Bacon’s Unpublished Works Brought to Light

Bacon, Francis, Lord Verulam (1561-1626)

Resuscitatio or, bringing into publick light several pieces of the works civil, historical, philosophical, and theological, hitherto sleeping of the right honourable Francis Bacon Baron of Verulam, Viscount Saint Alban. In two parts. The third edition, according to the best corrected copies, together with his Lordships life. By William Rawley, doctor in divinity, his lordships first and last Chaplain. And lately his Majesties Chaplain in Ordinary

London: printed by S[arah]. G[riffin]. and B[ennet]. G[riffin]. for William Lee, and are to be sold at his shop, at the sign of the Turks head in Fleetstreet over against Fetter Lane, 1671
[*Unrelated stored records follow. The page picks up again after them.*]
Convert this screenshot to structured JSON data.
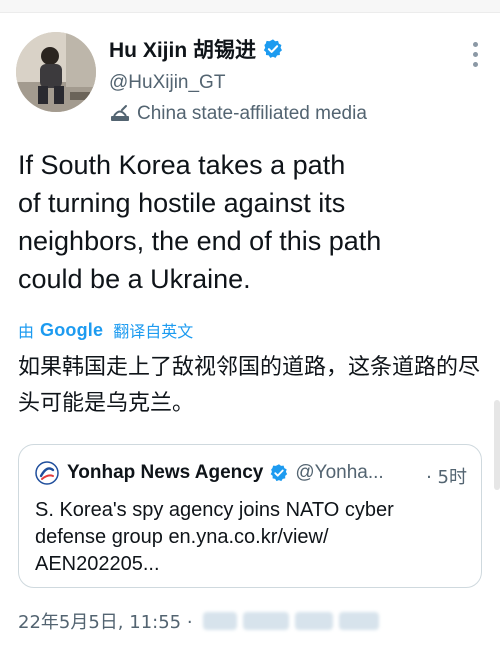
{
  "author": {
    "display_name": "Hu Xijin 胡锡进",
    "handle": "@HuXijin_GT",
    "affiliation": "China state-affiliated media",
    "verified": true
  },
  "tweet": {
    "text": "If South Korea takes a path\nof turning hostile against its\nneighbors, the end of this path\ncould be a Ukraine.",
    "translate_by": "由",
    "translate_brand": "Google",
    "translate_label": "翻译自英文",
    "translated_text": "如果韩国走上了敌视邻国的道路，这条道路的尽头可能是乌克兰。"
  },
  "quoted_tweet": {
    "author_name": "Yonhap News Agency",
    "author_handle": "@Yonha...",
    "time": "· 5时",
    "text": "S. Korea's spy agency joins NATO cyber\ndefense group en.yna.co.kr/view/\nAEN202205..."
  },
  "timestamp": "22年5月5日, 11:55 ·",
  "colors": {
    "accent": "#1d9bf0",
    "secondary_text": "#536471",
    "primary_text": "#0f1419",
    "border": "#cfd9de"
  },
  "icons": {
    "more": "more-options-icon",
    "verified": "verified-badge-icon",
    "affiliation": "state-media-icon",
    "quote_logo": "yonhap-logo-icon"
  }
}
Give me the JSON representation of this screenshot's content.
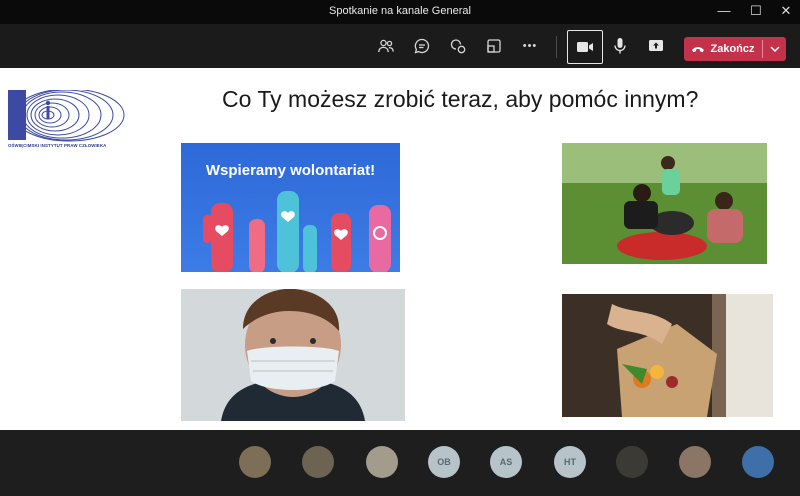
{
  "window": {
    "title": "Spotkanie na kanale General",
    "minimize_glyph": "—",
    "maximize_glyph": "☐",
    "close_glyph": "✕"
  },
  "toolbar": {
    "icons": [
      "participants-icon",
      "chat-icon",
      "reactions-icon",
      "rooms-icon",
      "more-icon",
      "camera-icon",
      "mic-icon",
      "share-icon"
    ],
    "more_glyph": "•••",
    "end_label": "Zakończ",
    "end_color": "#c4314b"
  },
  "slide": {
    "title": "Co Ty możesz zrobić teraz, aby pomóc innym?",
    "logo_text": "OŚWIĘCIMSKI INSTYTUT PRAW CZŁOWIEKA",
    "volunteer_caption": "Wspieramy wolontariat!"
  },
  "participants": [
    {
      "type": "photo",
      "initials": "",
      "color": "#7d6e58"
    },
    {
      "type": "photo",
      "initials": "",
      "color": "#6d6352"
    },
    {
      "type": "photo",
      "initials": "",
      "color": "#a39c8c"
    },
    {
      "type": "initials",
      "initials": "OB",
      "color": "#b6c3c9"
    },
    {
      "type": "initials",
      "initials": "AS",
      "color": "#b6c3c9"
    },
    {
      "type": "initials",
      "initials": "HT",
      "color": "#b6c3c9"
    },
    {
      "type": "photo",
      "initials": "",
      "color": "#3c3a34"
    },
    {
      "type": "photo",
      "initials": "",
      "color": "#8b7564"
    },
    {
      "type": "photo",
      "initials": "",
      "color": "#3f6fa8"
    }
  ]
}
$2,600.00

Folio: 29.5 x 19 cm. [12], 17, [1], 192, 187-255, [3], 99, [19], 8, [2], 16, [2], 18, [2], 19-26, [2], 27-62, [4], 58, [10], 92, [12], 26 p., [2] leaves of plates (portraits of Bacon).

THIRD EDITION.

An extremely fine copy in contemporary mottled calf with only very minor wear, the spine richly and beautifully tooled in gold and with a red morocco label, gilt. The edges of the text-block are marbled. The contents are extremely crisp and bright. The portrait of Bacon and the full-page engraving of Bacon’s funeral monument are present in crisp, dark impressions. CLean tear to 1 leaf (no loss.) Provenance: Thomas Dunant Scottow; William Charles Hall.

Edited by Bacon’s amanuensis, or daily instrument William Rawley (c. 1588-1667) from Bacon’s unpublished papers, including the “Register Book” of Bacon’s speeches. Rawley was closely involved with the editing of Bacon’s work and was responsible for the posthumous publication of the “Sylva Sylvarum.”

Speaking of the Resuscitatio, Rawley confessed, 'It is true, that for some of the Pieces, herein contained, his Lordship did not aim, at the Publication of them, but at the Preservation onely; And Prohibiting them from Perishing; So as, to have been reposed, in some Private shrine, or Library.” Bacon was not always so successful in maintaining his manuscripts or preserving his papers and Rawley complained of 'the loose keeping' of some of 'his Lordships Papers, whilest he lived'. As a result, he argued, 'divers Surreptitious Copies have been taken; which have since, employed the Presse, with sundry Corrupt, and Mangled, Editions'. But Rawley reasons, “Having been employed, as an Amanuensis or dayly instrument, to this Honourable Authour; And acquainted with his Lordships Conceits, in the composing, of his Works, for many years together; Especially, in his writing Time; I conceived, that no Man, could pretend a better Interest, or Claim, to the ordering of them, after his Death, then myself.” Rawley has also included his own life of Bacon.

Among the works here published are 20 speeches, an English translation of Bacon’s life of Queen Elizabeth, more than 80 letters to (and in some instances, from) Queen Elizabeth, the Earl of Essex, King James I, Thomas Bodley, and others; as well as the “Apophthegms”, his “Touching Duels”, addressed to the Star Chamber, written in response to the ongoing general problem of private dueling; and much else. Among the previously published works (but here published from Bacon’s own manuscript copies) are the “Natural and Experimental History of Winds”, the “Apology touching the Earl of Essex”, and a translation of part of the New Organon entitled “Preparatory to the History Natural and Experimental”.

The letters in particular afford invaluable insights into the remarkable public career and private life of one of the most formidable statesmen of the Elizabethan and Jacobean eras, and one of the greatest intellectual minds of early modern England. They include James I’s letter thanking Bacon for sending him the “Instauration Magna” and expressing his resolution “First, to read it through with care and attention; though I should steel some hours from my sleep… And then, to use the liberty of a true Friend, in not sparing to ask you the question, in any point where I shall stand in doubt.” The speeches include Bacon’s report of the treason of Elizabeth’s court physician and would-be assassin Roderigo Lopez.

Gibson 229; ESTC R37049